Economists Otaviano Canuto (right) and Marcelo Giugale pointed to a major shift in the world's balance of economic power in their new book "The Day after Tomorrow: A Handbook on the Future of Economic Policy in the Developing World." While developed countries face high unemployment, heavy public debt, and stagnant economies, developing countries have maintained the positive growth premium that emerged prior to the financial crisis. Moreover, the economists said they expect major emerging economies—while facing their own challenges—may become the new locomotives of the global economy.
In the aftermath of the economic crisis, Canuto and Giugale asked 40 of their World Bank colleagues to lay out their visions on how key economic policy issues will be dealt in the developing world within the next three to five years. The book resulted from this exercise revealed a reasoned optimism, based on sensible macroeconomic policies that have made developing countries resilient to the recession that engulfed advanced economies after the 2008 collapse of financial markets. Also, developing countries are integrating with each other and catching up technologically with advanced economies. Many are rich in natural resources that will remain in high demand.
Meanwhile, the United States and European Union are still dealing with the consequences of the global meltdown. In history, whenever there is a combination of a credit crunch, a housing bust, and an equity bust, usually this constitutes a very slow to reverse shock, Canuto explained, adding to that the sluggish recovery of jobs and macroeconomic uncertainties. "Private firms are hoarding cash because they are insecure with respect to what to do with the money and not necessarily creating jobs," he said. Yet, unlike in previous economic cycles when a financial crisis in developed countries meant an often worse crisis in developing countries, this time developing economies, with the exception of some in Eastern Europe, have managed to grow independently of the advanced economies—what economists call ‘trend decoupling.' The fast recovery in many large emerging markets and even in low-income countries in Sub-Saharan Africa has reflected the good shape and sustainability of their national balance sheets and banking regulations, which allowed for a strong reactive countercyclical fiscal policy to the crisis, according to Canuto. Also, developing countries have realized that poverty reduction is good for growth and, thus, are seeing an emergence of a mass-consumption society. In the past, Latin America, for example, lagged behind because of the lack of domestic mass consumption.

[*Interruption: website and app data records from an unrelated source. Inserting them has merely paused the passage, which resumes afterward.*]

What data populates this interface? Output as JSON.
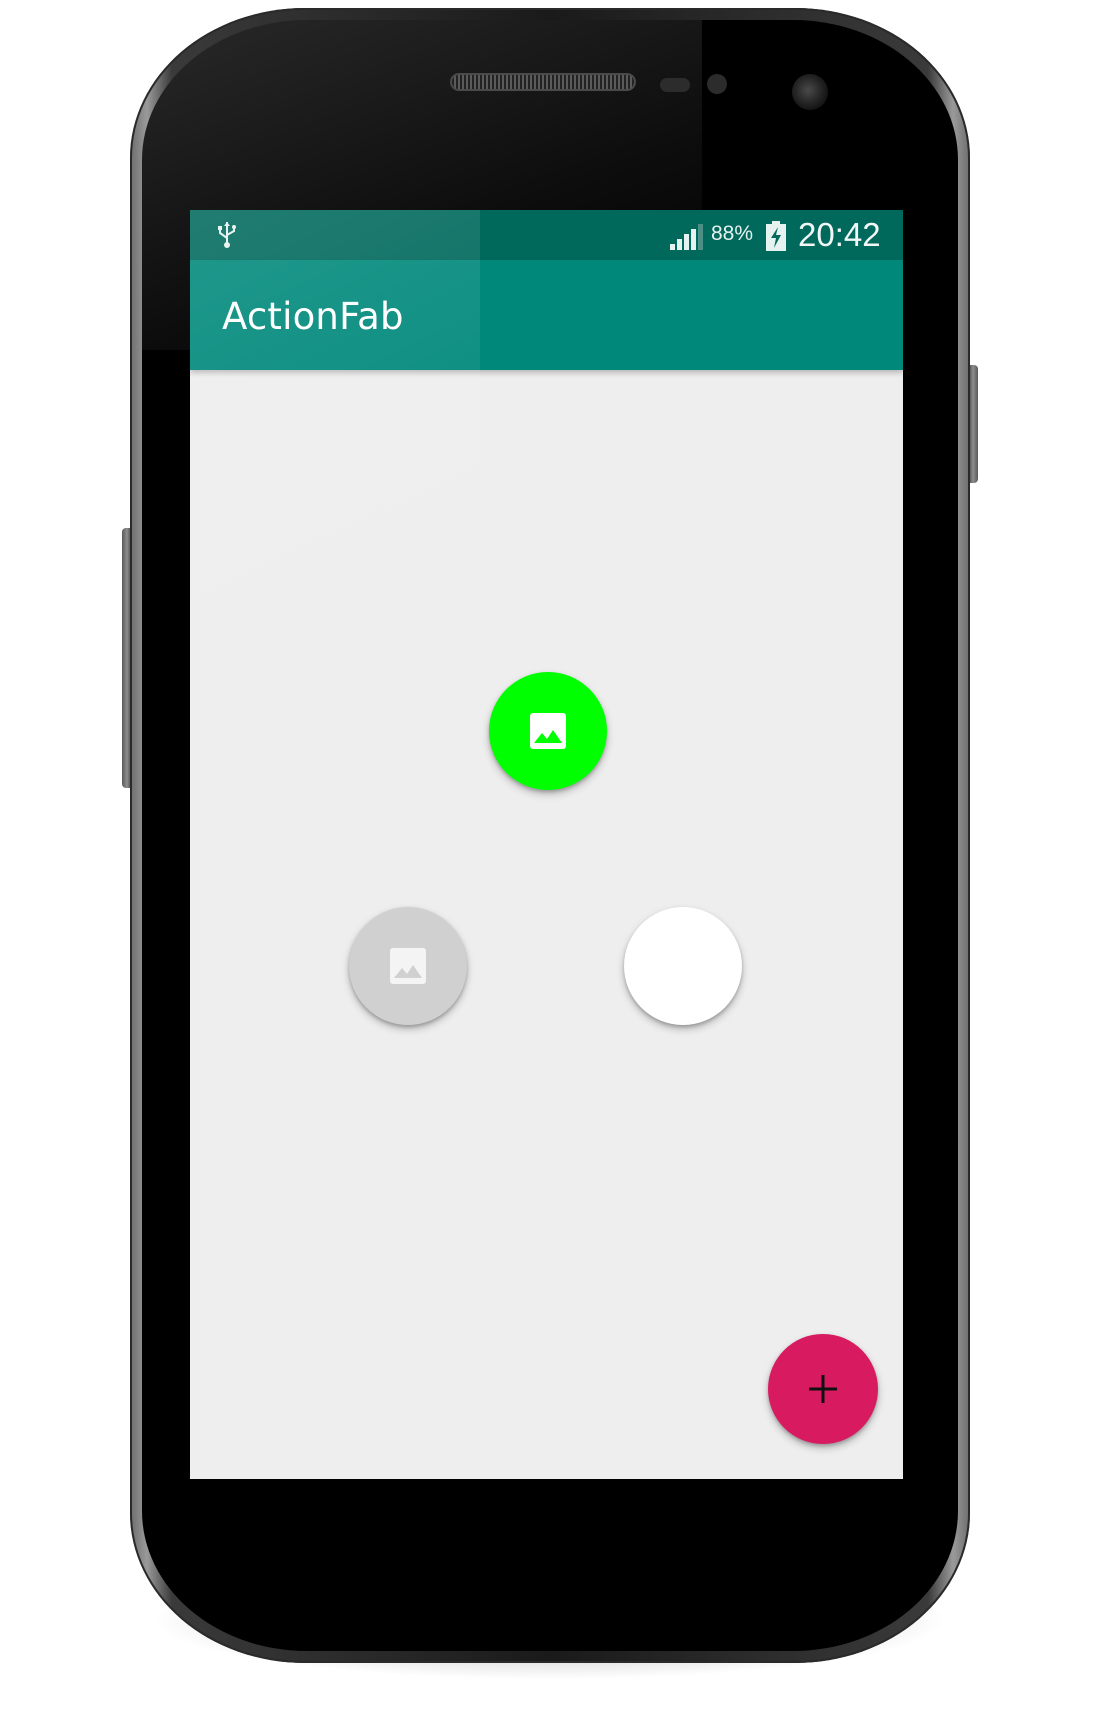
{
  "status_bar": {
    "battery_percent": "88%",
    "time": "20:42",
    "icons": [
      "usb-icon",
      "signal-icon",
      "battery-charging-icon"
    ]
  },
  "app_bar": {
    "title": "ActionFab"
  },
  "actions": [
    {
      "name": "image-action",
      "icon": "image-icon",
      "color": "#00ff00"
    },
    {
      "name": "image-action-disabled",
      "icon": "image-icon",
      "color": "#d0d0d0"
    },
    {
      "name": "blank-action",
      "icon": "",
      "color": "#ffffff"
    }
  ],
  "main_fab": {
    "icon": "plus-icon",
    "color": "#d81b60"
  },
  "colors": {
    "status_bar": "#00695c",
    "app_bar": "#00897b",
    "background": "#eeeeee"
  }
}
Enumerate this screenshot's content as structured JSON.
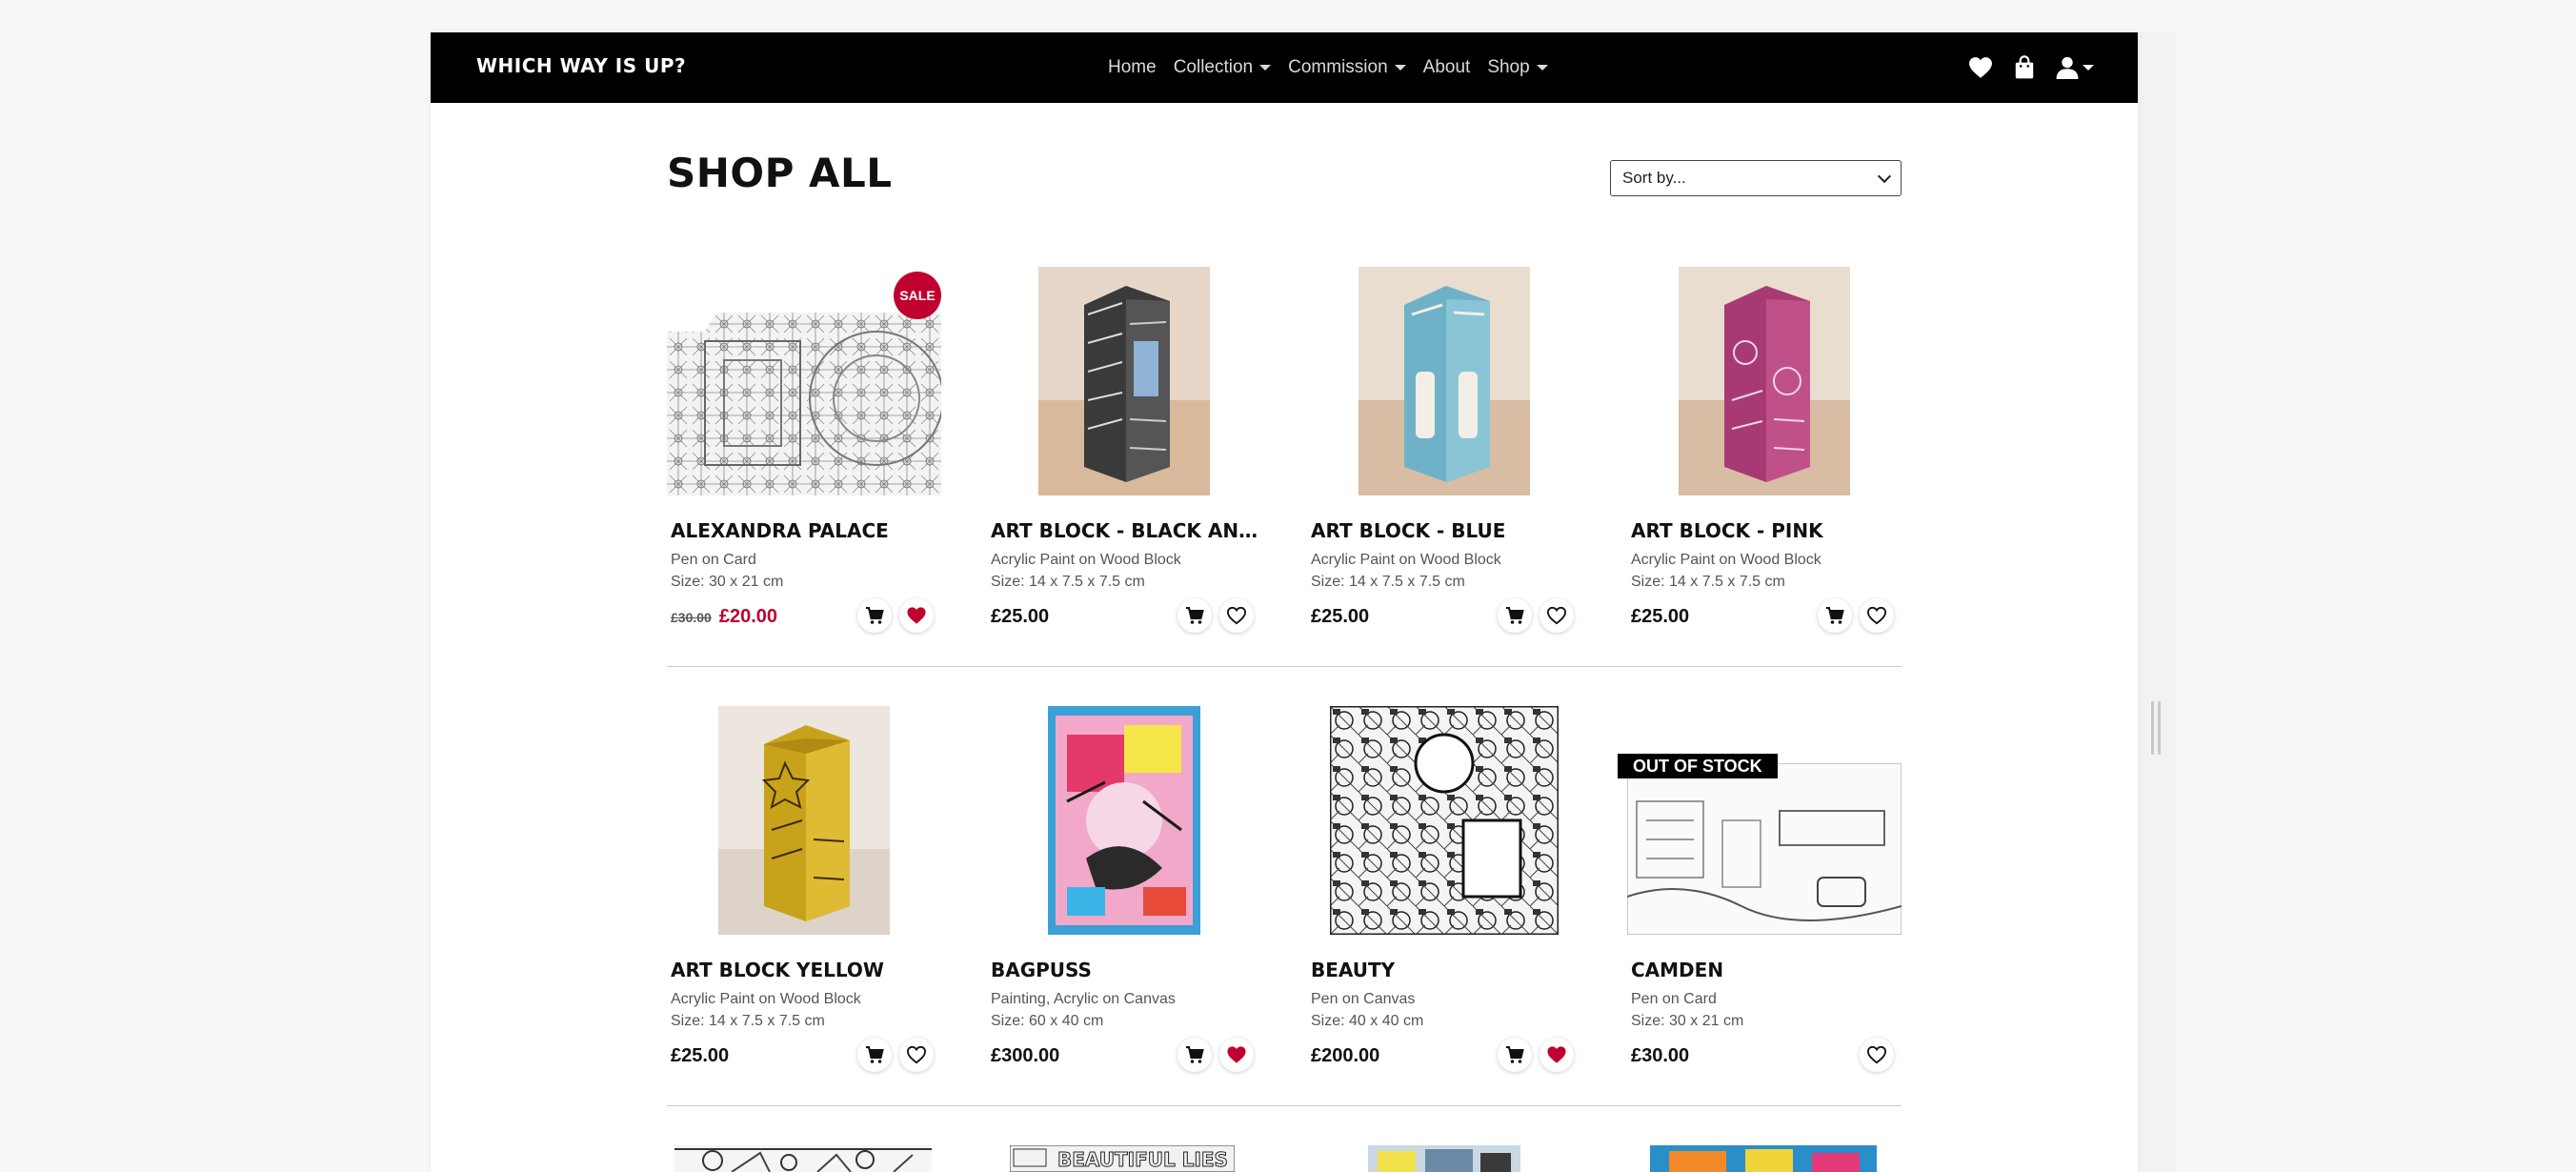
{
  "nav": {
    "brand": "which way is up?",
    "links": [
      {
        "label": "Home",
        "dropdown": false
      },
      {
        "label": "Collection",
        "dropdown": true
      },
      {
        "label": "Commission",
        "dropdown": true
      },
      {
        "label": "About",
        "dropdown": false
      },
      {
        "label": "Shop",
        "dropdown": true
      }
    ],
    "icons": [
      "heart-icon",
      "shopping-bag-icon",
      "user-icon"
    ]
  },
  "header": {
    "title": "Shop All",
    "sort_label": "Sort by..."
  },
  "colors": {
    "accent": "#c0002e",
    "navbar": "#000000"
  },
  "products": [
    {
      "name": "Alexandra Palace",
      "medium": "Pen on Card",
      "size": "Size: 30 x 21 cm",
      "price": "£20.00",
      "old_price": "£30.00",
      "badge": "SALE",
      "wishlisted": true,
      "in_stock": true
    },
    {
      "name": "Art Block - Black and White",
      "medium": "Acrylic Paint on Wood Block",
      "size": "Size: 14 x 7.5 x 7.5 cm",
      "price": "£25.00",
      "wishlisted": false,
      "in_stock": true
    },
    {
      "name": "Art Block - Blue",
      "medium": "Acrylic Paint on Wood Block",
      "size": "Size: 14 x 7.5 x 7.5 cm",
      "price": "£25.00",
      "wishlisted": false,
      "in_stock": true
    },
    {
      "name": "Art Block - Pink",
      "medium": "Acrylic Paint on Wood Block",
      "size": "Size: 14 x 7.5 x 7.5 cm",
      "price": "£25.00",
      "wishlisted": false,
      "in_stock": true
    },
    {
      "name": "Art Block Yellow",
      "medium": "Acrylic Paint on Wood Block",
      "size": "Size: 14 x 7.5 x 7.5 cm",
      "price": "£25.00",
      "wishlisted": false,
      "in_stock": true
    },
    {
      "name": "Bagpuss",
      "medium": "Painting, Acrylic on Canvas",
      "size": "Size: 60 x 40 cm",
      "price": "£300.00",
      "wishlisted": true,
      "in_stock": true
    },
    {
      "name": "Beauty",
      "medium": "Pen on Canvas",
      "size": "Size: 40 x 40 cm",
      "price": "£200.00",
      "wishlisted": true,
      "in_stock": true
    },
    {
      "name": "Camden",
      "medium": "Pen on Card",
      "size": "Size: 30 x 21 cm",
      "price": "£30.00",
      "badge": "OUT OF STOCK",
      "wishlisted": false,
      "in_stock": false
    }
  ],
  "partial_row_images": [
    "doodle-artwork",
    "beautiful-lies-artwork",
    "street-painting-artwork",
    "colourful-painting-artwork"
  ]
}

Giugale (left) stressed that the switchover between emerging markets and rich nations will not take place in a policy vacuum and will fundamentally change the development agenda. The first big change is that "we can vanquish extreme poverty within a generation" because of new conditions such as growth, low inflation, and the use of technology that can accurately count and map the poor. "You can now do tailor-made social policy," Giugale said, referring to conditional cash transfers, which translate into more poverty reduction for money spent. By knowing the individual, governments can focus their resources on cognitive skills—IQ or finishing high school, for example—and non-cognitive skills—the attitudes to new things, discipline, and commitment, described by Giugale as a new field in the psychology of development. "The final outcome of a person as an agent depends as much on cognitive skills as on non-cognitive skills," he stated.
Also, governments can now focus on equity instead of equality, Giugale said, explaining that equality is giving everybody the same rewards and equity is giving everybody the same chances. Before, while one could measure inequality with the Gini coefficient, there was no indicator for equity. But in 2008 the World Bank designed the Human Opportunity Index (HOI), which showed that the most important factor for one's success is not gender, birthplace or skin color, but his or her mother's education. The HOI also provides an important angle to complete the view on countries' stages of development, combining with other indicators such as the business environment and the human development index. "Think about what you couldn't do before: first, you didn't have the mathematics and second, you didn't know the individual," Giugale said, "Now you have both."
The second big change illustrated by the authors is the trend toward better governance in developing countries due to information technologies and financial management. This means governments can track every single expenditure back to their budget, and, consequently, to their decision in congress. The ability to combine IT with financial management made possible the creation of standards, Giugale stated. For instance, governments used to spend lots of money in education without knowing what they achieved. "Now we have standards for every single angle of education," he said, "We know that a second grader should be able to read at least 60 words per minute, if [he does] not, we know there is something wrong."
While reading Canuto and Giugale's book, Kent Hughes said he was concerned with some challenges that the world needs to overcome for their visions to be achieved, especially in terms of global governance. "This is going to take place in an era in which some big current account deficit countries, like the United States and the United Kingdom, simply have to adjust," he observed. Ajay Shankar (right) celebrated the optimism regarding the developing world, which finally seems well-grounded. He observed that there is a broad consensus now that markets deliver growth, as opposed to an earlier left/right divide between those who are pro-market and anti-market.